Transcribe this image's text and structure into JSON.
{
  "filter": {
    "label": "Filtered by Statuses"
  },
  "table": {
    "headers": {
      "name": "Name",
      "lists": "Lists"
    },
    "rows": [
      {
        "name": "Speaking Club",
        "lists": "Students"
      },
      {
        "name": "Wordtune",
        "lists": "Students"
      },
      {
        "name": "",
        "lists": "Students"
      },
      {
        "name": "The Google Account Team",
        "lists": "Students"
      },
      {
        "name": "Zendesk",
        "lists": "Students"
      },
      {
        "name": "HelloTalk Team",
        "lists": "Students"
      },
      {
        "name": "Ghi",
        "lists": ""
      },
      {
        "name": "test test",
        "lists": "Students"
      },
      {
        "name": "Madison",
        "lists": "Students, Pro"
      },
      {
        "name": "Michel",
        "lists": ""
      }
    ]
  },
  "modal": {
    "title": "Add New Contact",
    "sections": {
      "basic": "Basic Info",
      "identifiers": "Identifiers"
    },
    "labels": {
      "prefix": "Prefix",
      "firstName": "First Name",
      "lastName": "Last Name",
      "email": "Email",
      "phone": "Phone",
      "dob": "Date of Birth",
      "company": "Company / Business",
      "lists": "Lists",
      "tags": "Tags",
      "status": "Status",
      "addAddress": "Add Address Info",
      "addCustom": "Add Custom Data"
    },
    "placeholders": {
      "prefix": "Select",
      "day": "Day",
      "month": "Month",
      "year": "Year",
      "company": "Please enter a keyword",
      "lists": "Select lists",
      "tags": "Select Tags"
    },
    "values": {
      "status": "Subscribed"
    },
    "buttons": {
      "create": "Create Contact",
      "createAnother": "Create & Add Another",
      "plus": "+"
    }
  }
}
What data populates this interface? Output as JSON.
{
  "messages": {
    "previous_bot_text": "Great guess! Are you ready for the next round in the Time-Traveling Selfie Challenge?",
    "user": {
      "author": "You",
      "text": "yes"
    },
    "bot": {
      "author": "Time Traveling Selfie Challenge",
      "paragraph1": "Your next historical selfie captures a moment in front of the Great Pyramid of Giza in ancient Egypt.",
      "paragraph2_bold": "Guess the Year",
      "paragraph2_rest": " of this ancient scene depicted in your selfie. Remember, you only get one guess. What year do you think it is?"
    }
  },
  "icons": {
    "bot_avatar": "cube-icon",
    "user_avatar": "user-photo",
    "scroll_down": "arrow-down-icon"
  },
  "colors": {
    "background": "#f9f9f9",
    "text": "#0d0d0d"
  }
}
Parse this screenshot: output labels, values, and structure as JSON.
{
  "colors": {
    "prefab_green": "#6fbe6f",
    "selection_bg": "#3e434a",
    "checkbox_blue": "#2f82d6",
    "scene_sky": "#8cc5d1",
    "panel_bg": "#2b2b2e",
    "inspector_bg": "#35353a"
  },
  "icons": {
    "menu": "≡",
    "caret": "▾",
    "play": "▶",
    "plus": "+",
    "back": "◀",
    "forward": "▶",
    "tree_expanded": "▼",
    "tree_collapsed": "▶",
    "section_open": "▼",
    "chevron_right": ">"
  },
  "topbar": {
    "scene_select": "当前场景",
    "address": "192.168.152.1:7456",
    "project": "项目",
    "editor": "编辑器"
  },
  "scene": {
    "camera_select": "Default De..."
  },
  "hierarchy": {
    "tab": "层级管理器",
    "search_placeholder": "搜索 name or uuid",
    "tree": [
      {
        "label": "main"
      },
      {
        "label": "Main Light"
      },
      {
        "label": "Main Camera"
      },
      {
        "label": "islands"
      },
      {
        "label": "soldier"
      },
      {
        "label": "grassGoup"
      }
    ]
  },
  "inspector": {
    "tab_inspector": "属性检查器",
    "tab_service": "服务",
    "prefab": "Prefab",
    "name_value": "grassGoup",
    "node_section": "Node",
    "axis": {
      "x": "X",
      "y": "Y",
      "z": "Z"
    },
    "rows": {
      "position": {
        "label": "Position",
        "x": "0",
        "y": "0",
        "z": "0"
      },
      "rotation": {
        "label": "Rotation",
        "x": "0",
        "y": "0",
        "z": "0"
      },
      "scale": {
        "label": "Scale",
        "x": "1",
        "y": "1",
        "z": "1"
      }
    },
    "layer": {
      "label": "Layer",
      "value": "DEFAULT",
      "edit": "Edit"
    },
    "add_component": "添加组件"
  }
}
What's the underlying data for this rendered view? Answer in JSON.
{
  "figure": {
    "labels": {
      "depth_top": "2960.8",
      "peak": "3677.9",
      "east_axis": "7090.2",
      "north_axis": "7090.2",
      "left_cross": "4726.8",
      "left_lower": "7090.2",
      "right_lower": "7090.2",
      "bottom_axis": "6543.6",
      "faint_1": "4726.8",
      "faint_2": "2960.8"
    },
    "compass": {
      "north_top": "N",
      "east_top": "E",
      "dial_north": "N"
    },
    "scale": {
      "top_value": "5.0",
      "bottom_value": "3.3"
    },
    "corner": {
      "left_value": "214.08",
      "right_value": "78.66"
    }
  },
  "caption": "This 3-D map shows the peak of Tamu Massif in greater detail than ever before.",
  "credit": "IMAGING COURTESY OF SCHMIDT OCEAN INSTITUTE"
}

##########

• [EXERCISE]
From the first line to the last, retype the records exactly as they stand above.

• [YOUR RESPONSE]
Transcribe this image's text and structure into JSON.
{
  "filter": {
    "label": "Filtered by Statuses"
  },
  "table": {
    "headers": {
      "name": "Name",
      "lists": "Lists"
    },
    "rows": [
      {
        "name": "Speaking Club",
        "lists": "Students"
      },
      {
        "name": "Wordtune",
        "lists": "Students"
      },
      {
        "name": "",
        "lists": "Students"
      },
      {
        "name": "The Google Account Team",
        "lists": "Students"
      },
      {
        "name": "Zendesk",
        "lists": "Students"
      },
      {
        "name": "HelloTalk Team",
        "lists": "Students"
      },
      {
        "name": "Ghi",
        "lists": ""
      },
      {
        "name": "test test",
        "lists": "Students"
      },
      {
        "name": "Madison",
        "lists": "Students, Pro"
      },
      {
        "name": "Michel",
        "lists": ""
      }
    ]
  },
  "modal": {
    "title": "Add New Contact",
    "sections": {
      "basic": "Basic Info",
      "identifiers": "Identifiers"
    },
    "labels": {
      "prefix": "Prefix",
      "firstName": "First Name",
      "lastName": "Last Name",
      "email": "Email",
      "phone": "Phone",
      "dob": "Date of Birth",
      "company": "Company / Business",
      "lists": "Lists",
      "tags": "Tags",
      "status": "Status",
      "addAddress": "Add Address Info",
      "addCustom": "Add Custom Data"
    },
    "placeholders": {
      "prefix": "Select",
      "day": "Day",
      "month": "Month",
      "year": "Year",
      "company": "Please enter a keyword",
      "lists": "Select lists",
      "tags": "Select Tags"
    },
    "values": {
      "status": "Subscribed"
    },
    "buttons": {
      "create": "Create Contact",
      "createAnother": "Create & Add Another",
      "plus": "+"
    }
  }
}
What data populates this interface? Output as JSON.
{
  "messages": {
    "previous_bot_text": "Great guess! Are you ready for the next round in the Time-Traveling Selfie Challenge?",
    "user": {
      "author": "You",
      "text": "yes"
    },
    "bot": {
      "author": "Time Traveling Selfie Challenge",
      "paragraph1": "Your next historical selfie captures a moment in front of the Great Pyramid of Giza in ancient Egypt.",
      "paragraph2_bold": "Guess the Year",
      "paragraph2_rest": " of this ancient scene depicted in your selfie. Remember, you only get one guess. What year do you think it is?"
    }
  },
  "icons": {
    "bot_avatar": "cube-icon",
    "user_avatar": "user-photo",
    "scroll_down": "arrow-down-icon"
  },
  "colors": {
    "background": "#f9f9f9",
    "text": "#0d0d0d"
  }
}
Parse this screenshot: output labels, values, and structure as JSON.
{
  "colors": {
    "prefab_green": "#6fbe6f",
    "selection_bg": "#3e434a",
    "checkbox_blue": "#2f82d6",
    "scene_sky": "#8cc5d1",
    "panel_bg": "#2b2b2e",
    "inspector_bg": "#35353a"
  },
  "icons": {
    "menu": "≡",
    "caret": "▾",
    "play": "▶",
    "plus": "+",
    "back": "◀",
    "forward": "▶",
    "tree_expanded": "▼",
    "tree_collapsed": "▶",
    "section_open": "▼",
    "chevron_right": ">"
  },
  "topbar": {
    "scene_select": "当前场景",
    "address": "192.168.152.1:7456",
    "project": "项目",
    "editor": "编辑器"
  },
  "scene": {
    "camera_select": "Default De..."
  },
  "hierarchy": {
    "tab": "层级管理器",
    "search_placeholder": "搜索 name or uuid",
    "tree": [
      {
        "label": "main"
      },
      {
        "label": "Main Light"
      },
      {
        "label": "Main Camera"
      },
      {
        "label": "islands"
      },
      {
        "label": "soldier"
      },
      {
        "label": "grassGoup"
      }
    ]
  },
  "inspector": {
    "tab_inspector": "属性检查器",
    "tab_service": "服务",
    "prefab": "Prefab",
    "name_value": "grassGoup",
    "node_section": "Node",
    "axis": {
      "x": "X",
      "y": "Y",
      "z": "Z"
    },
    "rows": {
      "position": {
        "label": "Position",
        "x": "0",
        "y": "0",
        "z": "0"
      },
      "rotation": {
        "label": "Rotation",
        "x": "0",
        "y": "0",
        "z": "0"
      },
      "scale": {
        "label": "Scale",
        "x": "1",
        "y": "1",
        "z": "1"
      }
    },
    "layer": {
      "label": "Layer",
      "value": "DEFAULT",
      "edit": "Edit"
    },
    "add_component": "添加组件"
  }
}
What's the underlying data for this rendered view? Answer in JSON.
{
  "figure": {
    "labels": {
      "depth_top": "2960.8",
      "peak": "3677.9",
      "east_axis": "7090.2",
      "north_axis": "7090.2",
      "left_cross": "4726.8",
      "left_lower": "7090.2",
      "right_lower": "7090.2",
      "bottom_axis": "6543.6",
      "faint_1": "4726.8",
      "faint_2": "2960.8"
    },
    "compass": {
      "north_top": "N",
      "east_top": "E",
      "dial_north": "N"
    },
    "scale": {
      "top_value": "5.0",
      "bottom_value": "3.3"
    },
    "corner": {
      "left_value": "214.08",
      "right_value": "78.66"
    }
  },
  "caption": "This 3-D map shows the peak of Tamu Massif in greater detail than ever before.",
  "credit": "IMAGING COURTESY OF SCHMIDT OCEAN INSTITUTE"
}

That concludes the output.